- Three required seminars establish the context, objects, themes, problems, and methods defining the program, with special attention to leading examples of historical movements and contemporary problems.
- Proseminar: Designed to acquaint students with the RPC faculty and their various approaches to the field, this seminar introduces students to key theories, vocabularies, and analytics used in the fields of Rhetoric and Cultural Studies.
- Modes of Cultural Analysis: This seminar prepares students to engage in the cultural analysis of communicative forms, genres, and practices as situated in given contexts and historical moments. As such, it begins with the examination of some of the complex, even contradictory concepts of “culture” that have been used to describe and analyze the constitution and consequences of communicative behavior. Drawing on political economy, critical cultural theory, and the literatures on identity, subject, and community formation, this course introduces students to the challenges involved in connecting rhetoric and culture.
- Classical Rhetoric and its Afterlives: This seminar attends to several of the classic texts in the history of rhetoric as it can be a tradition of erudition for the study of discourse, culture, and the conduct of inquiry, with particular regard to the problem of having to invent that tradition within the modern era. The purpose of the seminar is to help each student develop hermeneutic strategies for productive use of the historical legacy in respect to contemporary theoretical interests, institutional practices, and cultural conditions. The course includes representative texts from Greek and Roman antiquity as well as examples from later historical periods of significant recuperations and reconsiderations of the classical legacy.

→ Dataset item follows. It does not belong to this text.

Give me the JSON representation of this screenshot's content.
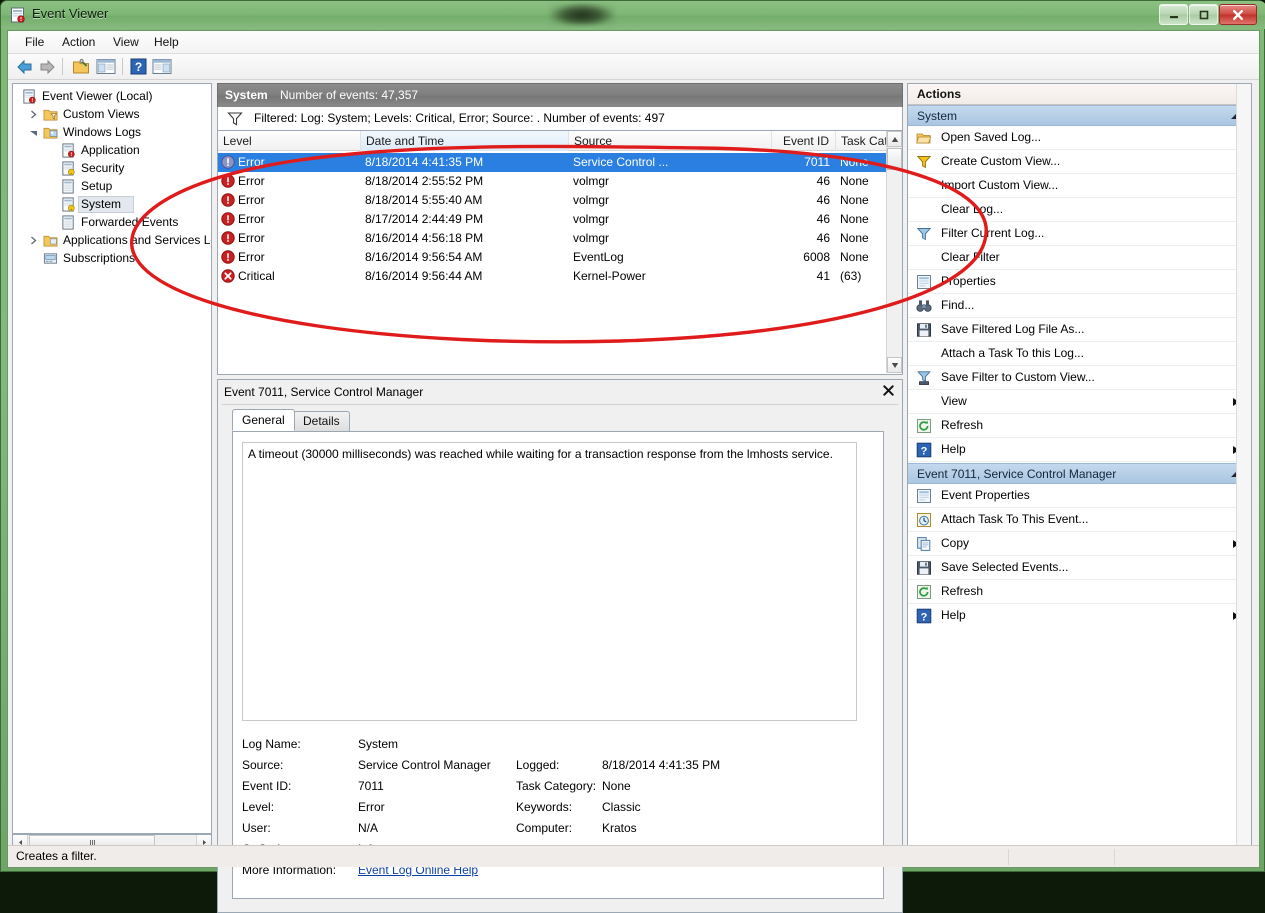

- Additional courses: Each degree-track student will develop, in consultation first with a temporary advisor and later with the dissertation advisor and the consent of the program faculty, a plan of curricular study to maintain normal progress toward completion of a Ph.D. It is assumed that many of the courses will be taught by core RPC faculty but that others will include offerings by CS department faculty and faculty from around the university. Students entering with a B. A. typically take 27 courses. Students entering with an M. A. typically take 18 courses. Some independent study courses can be used to prepare for the qualifying exams.
- Other requirements: Students without an M.A. or equivalent degree must complete either a Master’s thesis, Master’s project or written exam en route to the Ph.D. Successful completion of three written qualifying examinations, oral defense of the exams and preliminary discussion of a prospectus, dissertation prospectus, oral defense of the prospectus, dissertation, and oral defense of the dissertation. Exams are administered by the advisor and selected other faculty who serve together as the examining committee; the committee supervising the dissertation and the oral defense of the dissertation need not be the same committee as that assembled for the qualifying examinations. Students are responsible for timely completion of the degree according to University, School, Department, and Program rules, procedures, and deadlines, and should review the written regulations of the Graduate School and the School of Communication regarding these and any other pertinent requirements.
- Additional programming, which is provided by the program, allied departments, and University centers, includes:
- conferences organized by program faculty;
- summer seminars by the Center for Global Culture and Communication: a one-week period of intensive study of a topic with a series of visiting faculty;
- ad hoc seminars: one-time sessions organized by graduate students, often focused on work in progress;
- lectures by visiting scholars.
Seminar study is supplemented by frequent conferences and summer workshops. The program also enjoys Northwestern University’s rich intellectual environment of public lectures, workshops, and conferences.
Students receive twelve-month funding for five years and other support as well, with teaching or research assistance obligations in the second, third, and fifth years.